The Merry Black Birds Orchestra, Dar es Salaam, Tanganyika, 1950. Ally Sykes stands on the right with the saxophone. Photo courtesy of Ally Sykes .

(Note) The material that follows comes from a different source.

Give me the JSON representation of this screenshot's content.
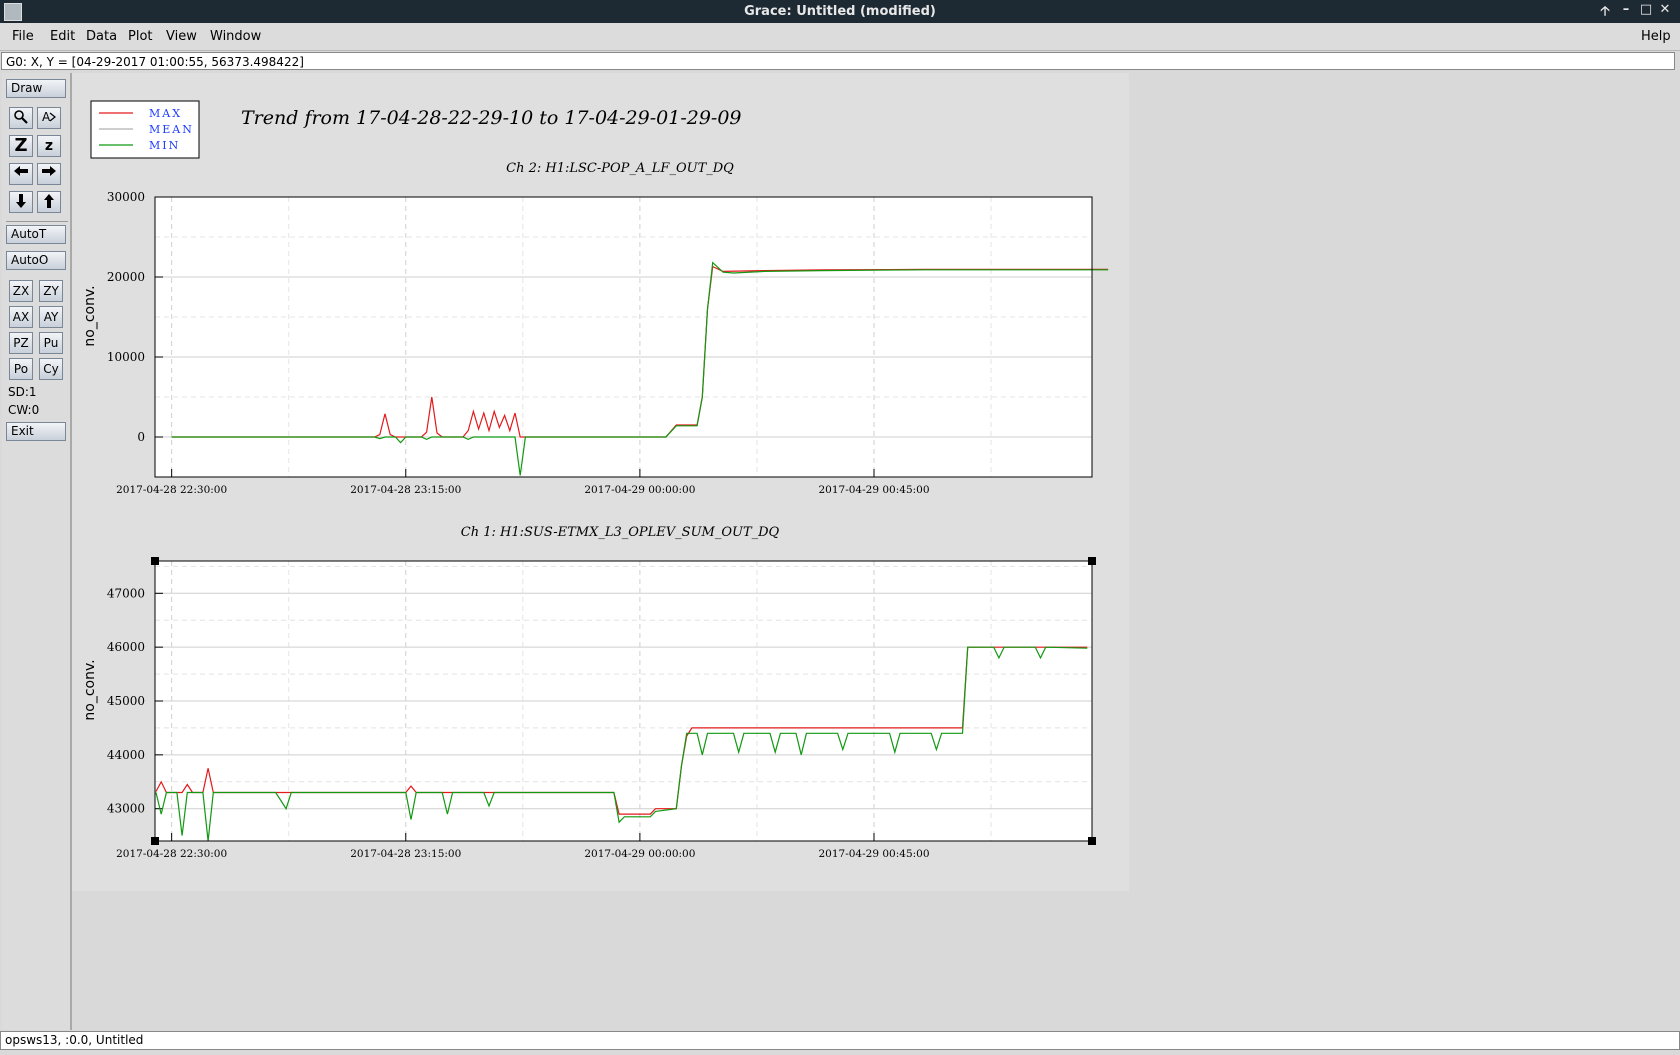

By the late 1940s, numerous companies manufactured or imported records and record players to East Africa. Foreign companies, such as Gallo of South Africa (Gallotone, Tropic, and Trek labels), Philips (HIT label), Columbia (YE), and HMV (JP series), imported their products, mainly to Kenya, which were then distributed further to major towns in East Africa. Many of the local record labels that formed at this time pressed their recordings at the East African Records plant in Nairobi, which, in 1953, manufactured 12,000 discs per month for the African market (Graham 1992: 148). Philips Electronics Ltd., based in Arusha, Tanganyika, manufactured record players, radio receivers, and later tape recorders. 12 In the late 1950s, ASL released albums of Congolese artists such as Franco and O.K. Jazz (Harrev 1989: 109). These Congolese recordings, as well as imports of records on the Ngoma label from the Congo, encouraged the long preoccupation of Tanzanian artists with Congolese music (for an example of Congolese artists and songs popular in Tanzania in the 1960s and 1970s, see PURL 2.1 ). The efforts to manufacture and import objects related to popular music created significant enthusiasm for recorded sound throughout eastern Africa and encouraged people s interest in pursuing musical careers in genres that appeared on sound recordings.

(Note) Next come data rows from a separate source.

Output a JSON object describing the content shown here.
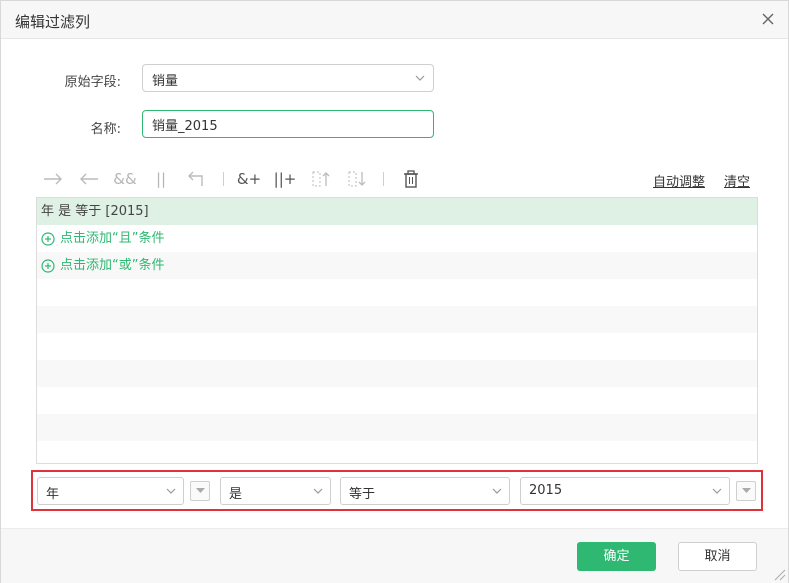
{
  "dialog": {
    "title": "编辑过滤列"
  },
  "form": {
    "source_field_label": "原始字段:",
    "source_field_value": "销量",
    "name_label": "名称:",
    "name_value": "销量_2015"
  },
  "toolbar": {
    "icons": [
      "arrow-right-icon",
      "arrow-left-icon",
      "and-icon",
      "or-icon",
      "undo-turn-icon",
      "add-and-icon",
      "add-or-icon",
      "move-up-icon",
      "move-down-icon",
      "delete-icon"
    ],
    "and_text": "&&",
    "or_text": "||",
    "add_and_text": "&+",
    "add_or_text": "||+",
    "auto_adjust_label": "自动调整",
    "clear_label": "清空"
  },
  "conditions": {
    "rows": [
      {
        "text": "年 是 等于 [2015]"
      }
    ],
    "add_and_label": "点击添加“且”条件",
    "add_or_label": "点击添加“或”条件"
  },
  "editor": {
    "field": "年",
    "operator": "是",
    "comparator": "等于",
    "value": "2015"
  },
  "footer": {
    "ok_label": "确定",
    "cancel_label": "取消"
  },
  "colors": {
    "accent": "#2eb872",
    "selected_row": "#dff0e4",
    "highlight_border": "#e0323a"
  }
}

To realize how records influenced artists before independence, it is useful to look at the life of one of Tanganyika s most popular artists, Salum Abdallah Yazide. Abdallah was born on May 5, 1928, to an Arab father and an African mother in the town of Morogoro, which is roughly 200 kilometers west of Dar es Salaam. From the time he was eleven, Abdallah would finish his Qur anic studies each day and then head to a neighbor s house to listen to records. These records-particularly the Latin American and Cuban songs on the GV label-made such an impression on Abdallah that he would often neglect his responsibilities at home. 13 After a failed attempt to travel to Latin America to find the popular music he heard on records, Abdallah returned home to work in his father s hotel, earning a meager wage but enough to purchase a legitimate guitar. However, the hotel business was slow and did not allow him to earn enough money to buy the other musical instruments he needed. In order to generate sufficient finances to fulfill his dream of becoming a musician, Abdallah secretly sold one of his father s houses. From the sale of the house, Abdallah made enough money to purchase a full set of instruments, like those of Dar es Salaam Jazz Band, which was the band he admired in Dar es Salaam.
In 1947, he and some friends formed the group La Paloma. 14 In 1952, Abdallah changed the name of the group to Cuban Marimba Band and recorded with the Mzuri label in Mombasa, Kenya. Over the next thirteen years, Cuban Marimba Band and Salum Abdallah became famous in East Africa for their unique, guitar-based music.

  • Accueil Accueil
  • Univers Univers
  • Ebooks Ebooks
  • Livres audio Livres audio
  • Presse Presse
  • BD BD
  • Documents Documents